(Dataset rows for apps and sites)
....................

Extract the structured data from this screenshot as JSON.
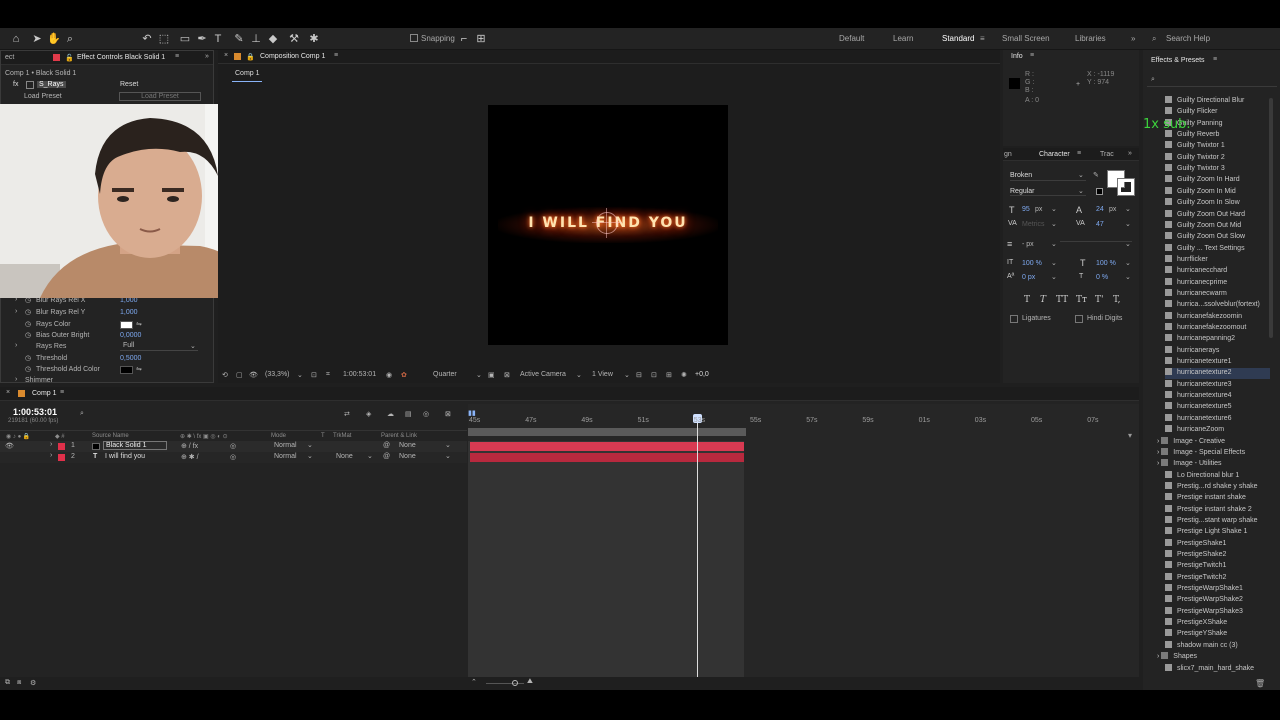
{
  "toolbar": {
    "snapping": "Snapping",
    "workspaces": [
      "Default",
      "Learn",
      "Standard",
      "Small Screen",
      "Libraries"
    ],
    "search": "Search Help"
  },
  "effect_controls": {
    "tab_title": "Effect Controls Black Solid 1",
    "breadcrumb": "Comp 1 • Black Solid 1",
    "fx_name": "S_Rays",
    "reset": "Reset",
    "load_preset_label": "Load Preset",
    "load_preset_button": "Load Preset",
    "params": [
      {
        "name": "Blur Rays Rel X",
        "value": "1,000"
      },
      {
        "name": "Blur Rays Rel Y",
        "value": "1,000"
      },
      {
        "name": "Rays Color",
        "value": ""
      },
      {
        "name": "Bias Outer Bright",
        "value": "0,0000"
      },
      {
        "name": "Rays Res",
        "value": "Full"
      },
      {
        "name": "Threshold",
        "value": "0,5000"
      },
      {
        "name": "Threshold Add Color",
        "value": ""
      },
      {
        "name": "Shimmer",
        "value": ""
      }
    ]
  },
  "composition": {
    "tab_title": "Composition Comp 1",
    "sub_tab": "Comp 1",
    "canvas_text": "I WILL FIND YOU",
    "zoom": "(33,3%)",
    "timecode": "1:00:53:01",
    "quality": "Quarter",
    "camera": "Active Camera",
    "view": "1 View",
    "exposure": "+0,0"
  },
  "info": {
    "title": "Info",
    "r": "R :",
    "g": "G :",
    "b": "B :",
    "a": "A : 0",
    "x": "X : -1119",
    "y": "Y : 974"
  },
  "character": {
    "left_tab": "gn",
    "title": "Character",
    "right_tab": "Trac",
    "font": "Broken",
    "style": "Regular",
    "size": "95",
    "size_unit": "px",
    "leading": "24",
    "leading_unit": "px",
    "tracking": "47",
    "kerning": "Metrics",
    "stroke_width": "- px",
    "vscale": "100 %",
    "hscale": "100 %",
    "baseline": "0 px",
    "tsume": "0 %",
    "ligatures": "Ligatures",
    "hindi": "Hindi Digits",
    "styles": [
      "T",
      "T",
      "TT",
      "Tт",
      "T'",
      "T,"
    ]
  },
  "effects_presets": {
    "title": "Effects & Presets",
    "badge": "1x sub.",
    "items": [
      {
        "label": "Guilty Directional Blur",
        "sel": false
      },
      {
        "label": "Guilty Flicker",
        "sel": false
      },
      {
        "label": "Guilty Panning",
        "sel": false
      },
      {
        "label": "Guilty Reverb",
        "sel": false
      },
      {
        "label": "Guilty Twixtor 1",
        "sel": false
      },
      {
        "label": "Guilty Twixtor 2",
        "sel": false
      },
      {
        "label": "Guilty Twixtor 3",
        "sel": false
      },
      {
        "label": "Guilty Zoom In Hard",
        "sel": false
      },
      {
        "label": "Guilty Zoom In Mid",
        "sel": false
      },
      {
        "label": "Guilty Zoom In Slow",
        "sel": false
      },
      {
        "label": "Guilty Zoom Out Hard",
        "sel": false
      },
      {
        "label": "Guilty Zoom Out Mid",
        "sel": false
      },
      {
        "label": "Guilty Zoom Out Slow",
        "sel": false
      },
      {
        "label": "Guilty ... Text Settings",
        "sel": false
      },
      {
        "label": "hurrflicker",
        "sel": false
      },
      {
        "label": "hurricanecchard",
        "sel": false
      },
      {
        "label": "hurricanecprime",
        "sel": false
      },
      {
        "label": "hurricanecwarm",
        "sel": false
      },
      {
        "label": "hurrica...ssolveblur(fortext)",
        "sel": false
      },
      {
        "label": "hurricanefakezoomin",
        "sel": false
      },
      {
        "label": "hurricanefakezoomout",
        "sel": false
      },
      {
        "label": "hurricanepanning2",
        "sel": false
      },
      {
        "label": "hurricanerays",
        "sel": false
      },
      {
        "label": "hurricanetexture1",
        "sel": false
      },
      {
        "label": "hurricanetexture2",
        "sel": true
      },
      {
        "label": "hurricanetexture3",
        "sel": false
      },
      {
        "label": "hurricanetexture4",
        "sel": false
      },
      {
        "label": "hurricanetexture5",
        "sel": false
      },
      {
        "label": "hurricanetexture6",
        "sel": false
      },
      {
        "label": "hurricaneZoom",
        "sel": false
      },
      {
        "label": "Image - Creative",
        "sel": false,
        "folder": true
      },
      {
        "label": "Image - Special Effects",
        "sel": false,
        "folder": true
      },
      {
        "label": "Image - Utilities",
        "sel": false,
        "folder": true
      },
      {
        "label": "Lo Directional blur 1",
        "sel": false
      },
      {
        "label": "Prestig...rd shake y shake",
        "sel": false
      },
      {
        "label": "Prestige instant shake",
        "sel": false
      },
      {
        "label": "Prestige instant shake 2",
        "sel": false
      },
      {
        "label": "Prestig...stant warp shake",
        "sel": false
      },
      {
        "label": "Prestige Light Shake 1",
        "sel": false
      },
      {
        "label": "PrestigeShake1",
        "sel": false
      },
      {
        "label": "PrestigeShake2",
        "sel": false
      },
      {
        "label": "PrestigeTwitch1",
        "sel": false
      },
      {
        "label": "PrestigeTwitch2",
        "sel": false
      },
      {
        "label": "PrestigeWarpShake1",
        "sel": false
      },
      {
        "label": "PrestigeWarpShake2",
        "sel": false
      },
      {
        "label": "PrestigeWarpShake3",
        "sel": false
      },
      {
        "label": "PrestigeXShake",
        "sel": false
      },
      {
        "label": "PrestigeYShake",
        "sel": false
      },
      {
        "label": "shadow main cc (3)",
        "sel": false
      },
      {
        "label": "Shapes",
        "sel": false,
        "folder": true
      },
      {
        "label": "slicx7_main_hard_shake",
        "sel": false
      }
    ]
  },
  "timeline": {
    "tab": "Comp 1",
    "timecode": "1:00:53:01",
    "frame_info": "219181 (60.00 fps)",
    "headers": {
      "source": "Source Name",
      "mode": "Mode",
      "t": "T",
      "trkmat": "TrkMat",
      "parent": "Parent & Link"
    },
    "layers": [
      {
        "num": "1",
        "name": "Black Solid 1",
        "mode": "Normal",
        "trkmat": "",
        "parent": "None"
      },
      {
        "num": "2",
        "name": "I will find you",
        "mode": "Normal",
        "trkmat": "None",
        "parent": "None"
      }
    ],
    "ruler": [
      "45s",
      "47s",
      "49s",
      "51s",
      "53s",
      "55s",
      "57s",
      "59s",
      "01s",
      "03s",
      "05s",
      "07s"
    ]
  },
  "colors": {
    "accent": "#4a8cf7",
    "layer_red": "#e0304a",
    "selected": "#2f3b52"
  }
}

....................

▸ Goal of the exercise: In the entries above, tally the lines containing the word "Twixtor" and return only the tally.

▸ Response area: 3